Comedian Wightout performs without microphone
In Late February, the office of the Mayor and the Oakland First Fridays Community Media Team announced a series of changes to the monthly street fair.
Among the publicized changes: A new ending time of 9 p.m., a shorter footprint from 27th Street to West Grand (not down to 17th street as in past months), performance stages gathered around specific themes and a reduction in venues serving alcohol. This all comes on the heels of the shooting death of 18-year-old Oakland resident
Kiante Campbell during February's First Friday event.
The new changes led to a more peaceable kingdom within the First Friday footprint. During the early evening, more families and children were witnessed than in recent months. Several vendors also described the crowd as more laid back.
Didese Simpson who sells art and T-shirts said: "It's more mellow. Normally it would be more crowded, but with the increase staff it's more strict … rules are more enforced.
"I don't see a lot of 18-24 year olds," Simpson added. "In previous months I saw a lot of them."
Reggae played on the street as folks wandered in and out of galleries. Crowds didn't seem to build to typical warm weather levels until about 7:30 p.m.
South of the official First Friday, crowds wandered about, some settling on bars and restaurants, some continuing to walk. More young adults were spotted in the vicinity of the Fox Theater than in the areas north of Grand. With the street open to cars and without the usual collection of food vendors at Telegraph and 21st, there was significantly less foot traffic between south and north Uptown. Same as past months, a significant number of classic cars and their admirers were present at Giant Burger, perhaps as a way station between official venues.
The Solutions Salon, a place where "youth talk and adults listen," took place at the Parkway Theater. Approximately 50 attendees came. Youth and their allies represented several schools and youth organizations including Ralph Bunch High School and RJOY and Youth Radio. Adults without youth also attended including some from the Alan Blueford Coalition and Oscar Grant's Uncle, Cephus Johnson.
Participants engaged in a series of "living portraits" where they recreated youth views of First Friday - both what goes well and what frustrates them about the street fair. Then, they adjusted the portraits to show what could change to make First Friday safer for everyone.
"When you get high or drunk you get negative plus violent." - Unidentified Youth
"Instead of holding a joint, he was holding a mike." - Unidentified Youth
"I know people are afraid of First Friday, but one way to keep it safe is just walk through there. You don't have to stay to make it safe." - Mary Stackiewicz, 20
Organizers committed to the youth that this Solutions Salon would continue in future months.
Changes to the festival that were not as publicized were an increase in security and police presence, limitations to the numbers of amplified performances and the presence of camera crews. Several venues that sell alcohol had multiple security guards posted at both entrances and exits. Other security guards patrolled the streets.

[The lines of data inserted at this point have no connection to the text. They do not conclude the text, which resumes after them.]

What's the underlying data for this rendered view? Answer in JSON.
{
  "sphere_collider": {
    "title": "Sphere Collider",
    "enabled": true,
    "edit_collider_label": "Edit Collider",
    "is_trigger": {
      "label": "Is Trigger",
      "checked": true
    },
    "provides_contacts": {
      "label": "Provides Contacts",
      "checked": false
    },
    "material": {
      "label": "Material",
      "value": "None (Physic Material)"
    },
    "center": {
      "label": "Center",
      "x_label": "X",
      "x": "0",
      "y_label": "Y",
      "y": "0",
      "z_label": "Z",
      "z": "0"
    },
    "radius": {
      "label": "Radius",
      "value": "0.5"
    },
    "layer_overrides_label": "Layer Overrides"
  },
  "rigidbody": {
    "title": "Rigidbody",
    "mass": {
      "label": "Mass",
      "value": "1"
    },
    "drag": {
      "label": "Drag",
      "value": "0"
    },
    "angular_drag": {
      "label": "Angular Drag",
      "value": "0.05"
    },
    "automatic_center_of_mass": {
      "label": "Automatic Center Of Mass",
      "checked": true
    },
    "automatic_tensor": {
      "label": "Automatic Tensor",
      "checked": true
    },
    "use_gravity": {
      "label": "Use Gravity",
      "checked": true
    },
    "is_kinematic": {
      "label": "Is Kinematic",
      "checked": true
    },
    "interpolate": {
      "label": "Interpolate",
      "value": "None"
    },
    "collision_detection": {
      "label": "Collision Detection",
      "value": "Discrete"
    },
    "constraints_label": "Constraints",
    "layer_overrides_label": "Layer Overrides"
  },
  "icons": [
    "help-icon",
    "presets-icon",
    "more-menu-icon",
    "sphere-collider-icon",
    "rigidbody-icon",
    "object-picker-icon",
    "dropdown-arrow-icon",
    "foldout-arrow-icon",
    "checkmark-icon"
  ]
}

Numerous camera crews were spotted throughout the event, which gave the whole scene a different energy. While digital cameras and cell phones are a frequent presence at any event, professional gear is not. At least four were spotted on each block - some TV news crews and some documentary crews - several affiliated with First Friday itself. While no one was spotted mugging for the cameras or avoiding them, per se, the impact on people was palpable. Laughter became awkward and dialogue began to stutter with a quick glance over the shoulder at the camera that just popped in to capture the moment.
The mayor even walked the street, posing for pictures wearing an Oaklandish "Respect Our City" T-shirt. Earlier in the evening, Oaklandish Communications and Outreach manager Natalie Nadimi described the crowds as enthusiastic.
"It's been nice having strangers high-five me," she said.
What's not clear is how many of these changes were a temporary response to one tragic incident, and how many will become permanent fixtures. After all, First Fridays in Oakland was never just one static structure. It was the organic and ever-shifting crowd of attendees: hipsters, college students, artists, art collectors, gentrifiers, long-time residents and town teens. It was both the city's celebrated media darling and an alternative economy that a group of scrappy 20-somethings built with love. What First Friday will become in months to come is anyone's guess.
Full disclosure: This reporter participated in one of the planning meetings for the Solutions Salon and greeted attendees at the door. She was not involved in running the Salon itself.